[[ AVAILABLE DATA, beginning ]]
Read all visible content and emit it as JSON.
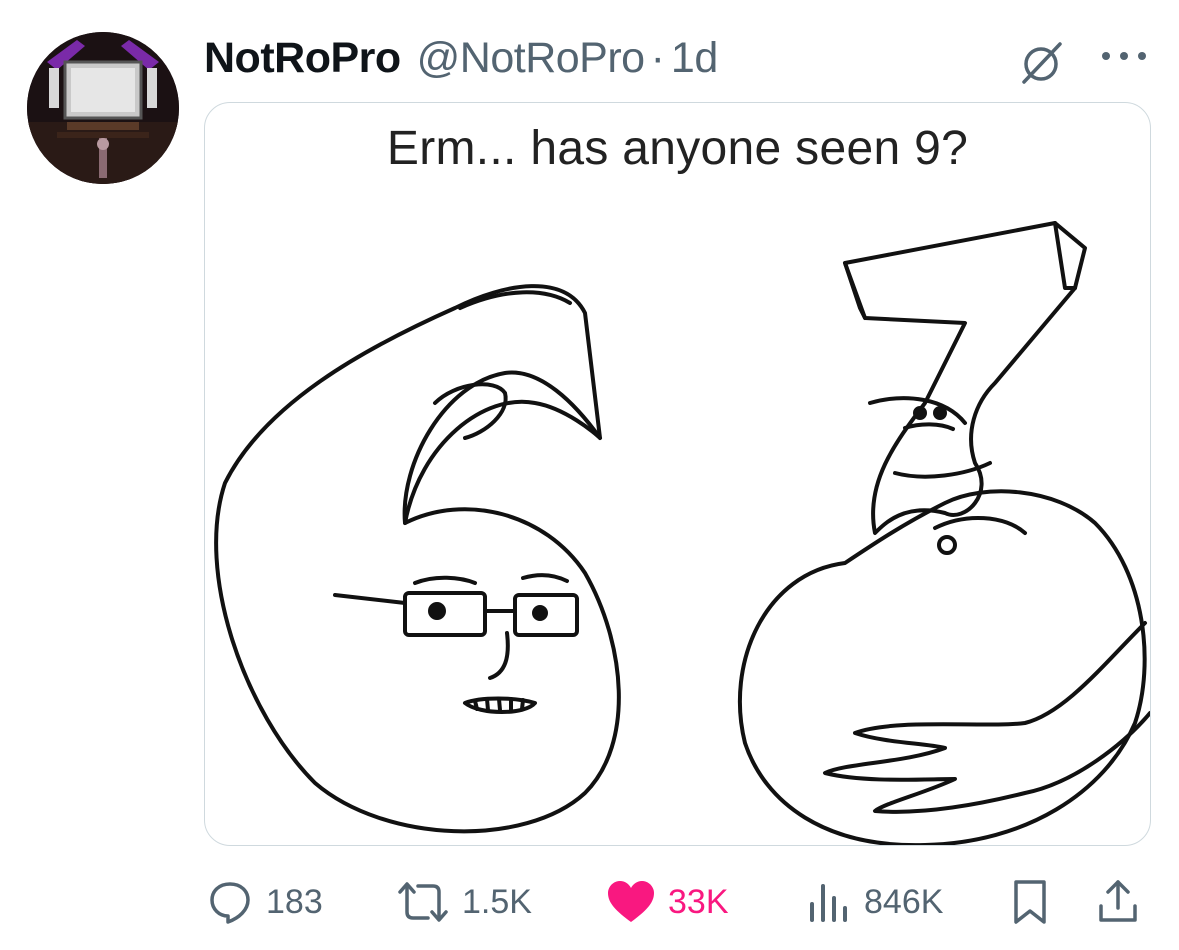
{
  "tweet": {
    "author": {
      "display_name": "NotRoPro",
      "handle": "@NotRoPro",
      "avatar_icon": "avatar-image"
    },
    "separator": "·",
    "time": "1d",
    "media": {
      "caption": "Erm... has anyone seen 9?"
    },
    "actions": {
      "replies": "183",
      "reposts": "1.5K",
      "likes": "33K",
      "views": "846K"
    }
  },
  "icons": {
    "grok": "grok-icon",
    "more": "more-icon",
    "reply": "reply-icon",
    "repost": "repost-icon",
    "like": "heart-icon",
    "views": "views-icon",
    "bookmark": "bookmark-icon",
    "share": "share-icon"
  },
  "colors": {
    "text": "#0f1419",
    "secondary": "#536471",
    "like": "#f91880",
    "border": "#cfd9de"
  }
}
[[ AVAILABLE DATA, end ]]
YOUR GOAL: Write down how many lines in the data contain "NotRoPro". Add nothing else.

EXERCISE SOLUTION: 2